We had an inspirational talk from John Willshire in our first week – you may recognise him as the ex-Head of Innovation here at PHD or in his words ‘the excitable Scottish innovation one’. John is now the proud owner of Smithery, a marketing and product innovation studio, with a manifesto to help companies Make Things People Want, rather than trying to Make People Want Things.
John raised the question; ‘are brands fracking the social web?’
For those who are not up to speed with this engineering jargon, like myself, fracking is an aggressive, invasive technique for extracting valuable raw materials out of hard to reach places. (If you want to find out more, see the recent Greenpeace campaign; #Frackandgo).
Anyway I digress: as John suggested, the most valuable raw material within the digital domain is attention. Brands are constantly digging for attention within the social web, craving likes, followers, retweets, repins and any interaction they can get with the outside world. Put simply, for many brands social media activation presents pretty meaningless conversations with consumers.
Not to be a prude, but Andrex’s new ‘scrunch or fold’ debate is just awful. Asking people to vote on their toilet paper ritual is a prime example of a desperate plea for attention online and a very ridiculous and meaningless conversation. As John rightly put it, it’s just REALLY ANNOYING.
‘Brands are challenged with the fact that people really don’t care’ – Martin Weigel, W+K
Given the extinction of the broadcast age, brands really need to be having meaningful conversations with consumers. As Martin Weigel suggests, one of the major challenges facing brands is that consumers do not necessarily share their passion and enthusiasm. This needs to be earned. But this need not be an excuse for poor communications, brands have to fundamentally improve the quality of their conversations and work in a way that compliments the ways of the social web.
In short, stories really matter!

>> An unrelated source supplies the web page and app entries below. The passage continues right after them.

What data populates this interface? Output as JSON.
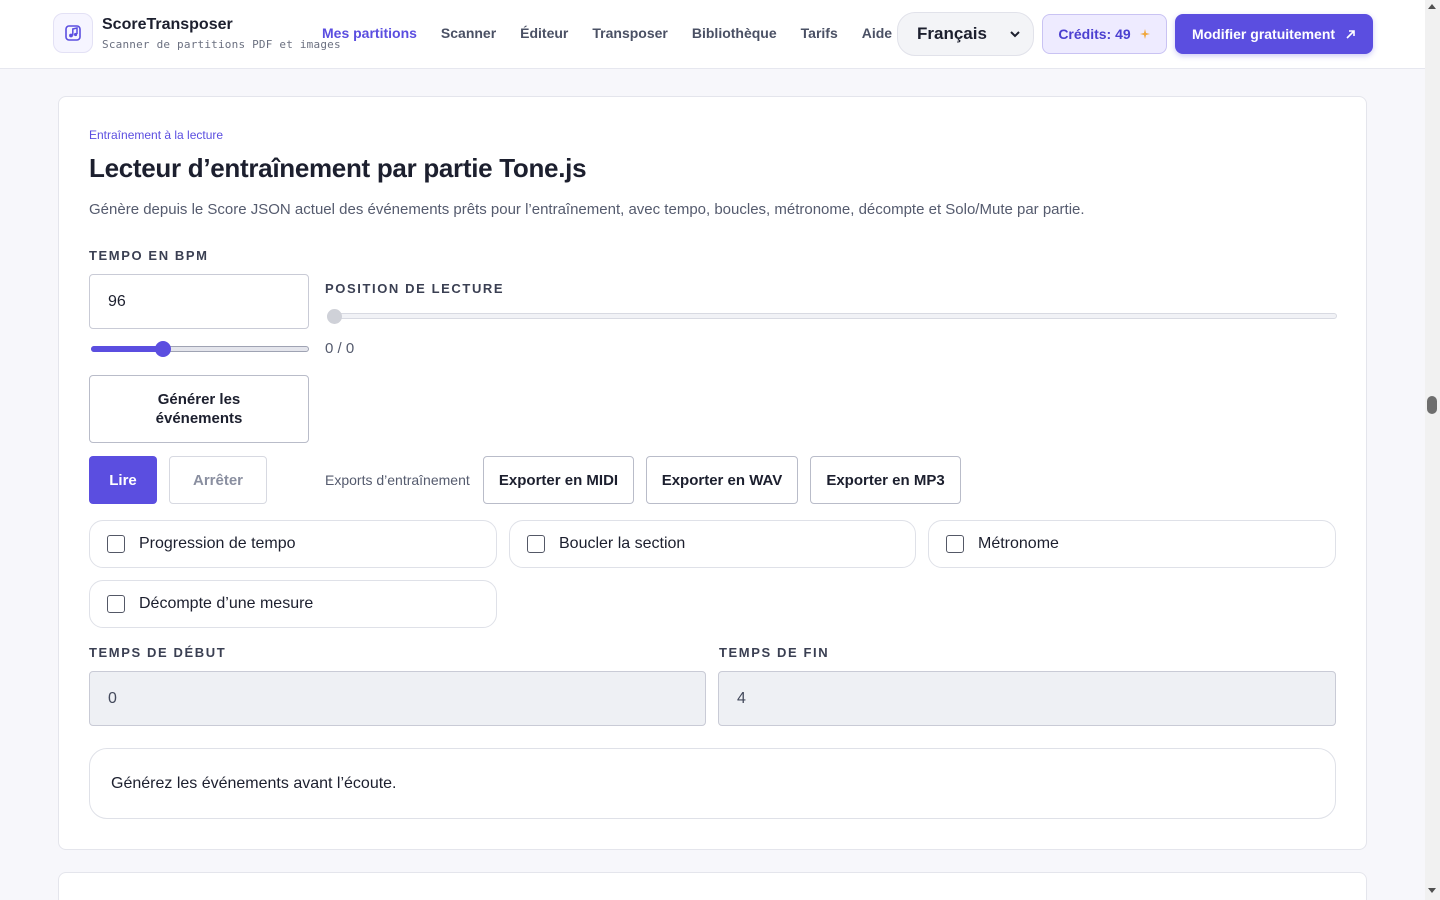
{
  "header": {
    "brand_name": "ScoreTransposer",
    "brand_subtitle": "Scanner de partitions PDF et images",
    "nav": [
      {
        "label": "Mes partitions",
        "active": true
      },
      {
        "label": "Scanner",
        "active": false
      },
      {
        "label": "Éditeur",
        "active": false
      },
      {
        "label": "Transposer",
        "active": false
      },
      {
        "label": "Bibliothèque",
        "active": false
      },
      {
        "label": "Tarifs",
        "active": false
      },
      {
        "label": "Aide",
        "active": false
      }
    ],
    "language": "Français",
    "credits_label": "Crédits: 49",
    "cta_label": "Modifier gratuitement"
  },
  "practice": {
    "eyebrow": "Entraînement à la lecture",
    "title": "Lecteur d’entraînement par partie Tone.js",
    "description": "Génère depuis le Score JSON actuel des événements prêts pour l’entraînement, avec tempo, boucles, métronome, décompte et Solo/Mute par partie.",
    "tempo_label": "TEMPO EN BPM",
    "tempo_value": "96",
    "tempo_slider_fraction": 0.33,
    "position_label": "POSITION DE LECTURE",
    "position_readout": "0 / 0",
    "position_fraction": 0,
    "generate_label": "Générer les événements",
    "play_label": "Lire",
    "stop_label": "Arrêter",
    "exports_label": "Exports d’entraînement",
    "export_midi": "Exporter en MIDI",
    "export_wav": "Exporter en WAV",
    "export_mp3": "Exporter en MP3",
    "options": [
      {
        "label": "Progression de tempo",
        "checked": false
      },
      {
        "label": "Boucler la section",
        "checked": false
      },
      {
        "label": "Métronome",
        "checked": false
      },
      {
        "label": "Décompte d’une mesure",
        "checked": false
      }
    ],
    "start_label": "TEMPS DE DÉBUT",
    "start_value": "0",
    "end_label": "TEMPS DE FIN",
    "end_value": "4",
    "status_message": "Générez les événements avant l’écoute."
  },
  "colors": {
    "accent": "#5b4ee0",
    "accent_light": "#eeebff",
    "spark": "#f0a63a"
  }
}
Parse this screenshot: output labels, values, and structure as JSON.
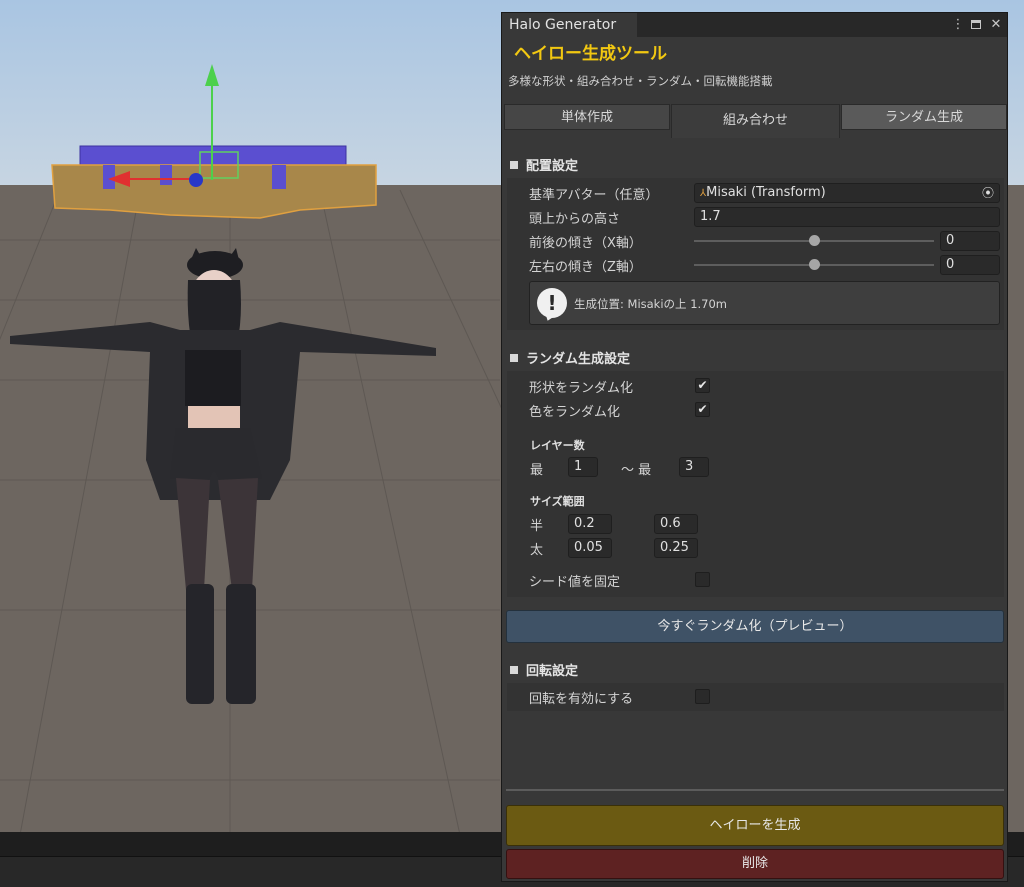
{
  "window": {
    "tab_title": "Halo Generator",
    "header_title": "ヘイロー生成ツール",
    "header_subtitle": "多様な形状・組み合わせ・ランダム・回転機能搭載"
  },
  "tabs": [
    {
      "label": "単体作成",
      "active": false
    },
    {
      "label": "組み合わせ",
      "active": true
    },
    {
      "label": "ランダム生成",
      "active": false
    }
  ],
  "placement": {
    "section_title": "配置設定",
    "avatar_label": "基準アバター（任意）",
    "avatar_value": "Misaki (Transform)",
    "height_label": "頭上からの高さ",
    "height_value": "1.7",
    "tilt_x_label": "前後の傾き（X軸）",
    "tilt_x_value": "0",
    "tilt_z_label": "左右の傾き（Z軸）",
    "tilt_z_value": "0",
    "slider_x_fraction": 0.5,
    "slider_z_fraction": 0.5,
    "help_text": "生成位置: Misakiの上 1.70m"
  },
  "random": {
    "section_title": "ランダム生成設定",
    "shape_label": "形状をランダム化",
    "shape_checked": true,
    "color_label": "色をランダム化",
    "color_checked": true,
    "layers_head": "レイヤー数",
    "layers_min_label": "最",
    "layers_min_value": "1",
    "layers_max_label": "〜 最",
    "layers_max_value": "3",
    "size_head": "サイズ範囲",
    "radius_label": "半",
    "radius_min": "0.2",
    "radius_max": "0.6",
    "thickness_label": "太",
    "thickness_min": "0.05",
    "thickness_max": "0.25",
    "seed_label": "シード値を固定",
    "seed_checked": false,
    "preview_button": "今すぐランダム化（プレビュー）"
  },
  "rotation": {
    "section_title": "回転設定",
    "enable_label": "回転を有効にする",
    "enable_checked": false
  },
  "actions": {
    "generate_button": "ヘイローを生成",
    "delete_button": "削除"
  },
  "colors": {
    "title_accent": "#f2c811",
    "preview_button": "#3f5266",
    "generate_button": "#6b5a12",
    "delete_button": "#5e2222"
  }
}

John went on to recall the Labour Theory of Value – where something’s value is determined by the labour that went into its production. This led to an explanation of the Labour Theory of Brand Value – where brand value is derived from the stories of something’s production.
Interestingly, this ideology has been cropping up throughout Squared. Compelling stories are part and parcel with successful brands. This was coherently summed up, for us Squares, by using the example of the stationery company, Field Notes. Field Notes have built their brand around compelling stories from the raw materials they use, the production process they adopt, to the people that use their carefully crafted products. They have created a culture, told a story and subsequently are able to sell their products at a premium price.
I’ll admit that I have barely scratched the surface of John’s talk so please see his full presentation here…particularly his analogy of dialectic and dialogic conversations.
Posted by Natasha Halhead, Media Assistant (@nat_erz)